    Bill
    Bill et al:
    Rockpile is on trail for Chinaman's Gulch. It is part of the GPS'd trail that is on record, that is why. BLM could change their mind at any point and close it, but as of 10/22/09 it is part of the trail.

  36. #36
    Captain Radon Steve's Avatar
    Join Date
    Oct 2002
    Location
    On an airplane
    Member #
    1311
    Images
    697
    Quote Originally Posted by ZigZag View Post
    I have a question. It is not always clear exactly what is on and off trail. I always try to stay on trail but I would like som clarification.
    You bring up a very good point and something that frustrates a great many of us. If it's your first time running a trail, there usually isn't a good way to tell. Why? Because the BLM and FS steadfastly refuse to mark many trails this way. (Reference any thread here about Left Hand Canyon.) Some parts and individuals in those organizations seem intent on setting us up for failure, and blaming us when it happens.

  37. #37
    Val,
    Thanks!

  38. #38

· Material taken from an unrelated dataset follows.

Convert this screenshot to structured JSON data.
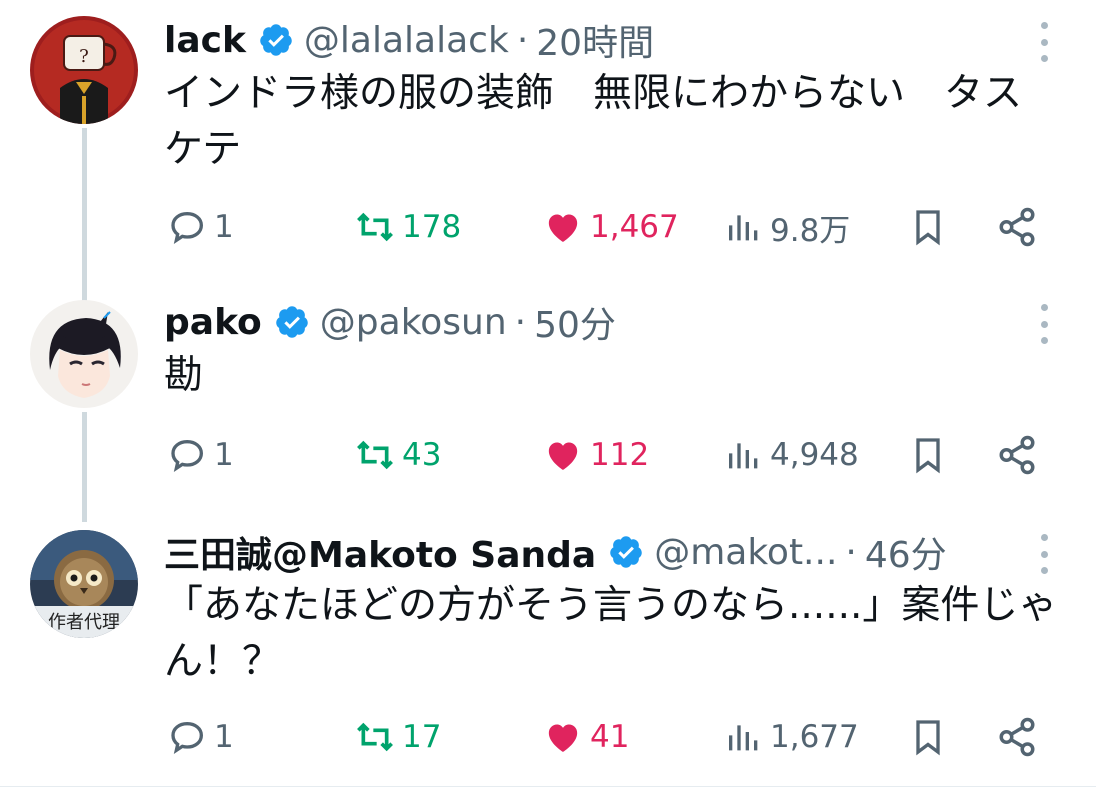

    Join Date
    Aug 2008
    Location
    Fawking TexASS
    Member #
    15233
    I have a question thats not quite clear to me, If I'm in the Wilderness (Im in Meeker lots of wilderness) I want to do some snow wheeling but in meeker there are a ton of snowmobile trails during the winter that are marked, if they aren't marked or are marked with snowmobile signs Am I not allowed to travel through those areas? For instance I see one of those Posts that say OHV, High Clearance Vehicle Only. It has snow on it and also has a Snowmobile sign stapled to a tree, I am allowed to go through the trail or Not?? Hopefully this isnt confusing to anyone.
    One flopped willys

  39. #39
    Lilly Bear ColoradoXJ's Avatar
    Join Date
    Sep 2006
    Location
    Who knows... Orientation: Snow Lover
    Member #
    10233
    I think I follow you...

    Any FS route you are on, whether it is covered in snow or not, must be shown on the relevant Motor Vehicle Use Map for it to be legal for you to be there. MVUM's can be found at www.staythetrail.org/mvum

    Many trails also have a seasonal restriction on them for OHV use. Again, check the MVUM for details on that.

    My thought though is that if there is enough snow that it is a groomed snowmobile trail, it is better to stay off it because it probably has a seasonal designation. The clubs groom those trails for snow uses, not OHV traffic, so in the interest of not tearing up those routes, I would stay off.

    As for Wilderness... absolutely, positively, no motorized access, even over snow.


    Does that answer your question?

  40. #40

    Join Date
    Aug 2008
    Location
    Fawking TexASS
    Member #
    15233
    What about BLM Land?

Posting Permissions

  • You may not post new threads
  • You may not post replies
  • You may not post attachments
  • You may not edit your posts
  •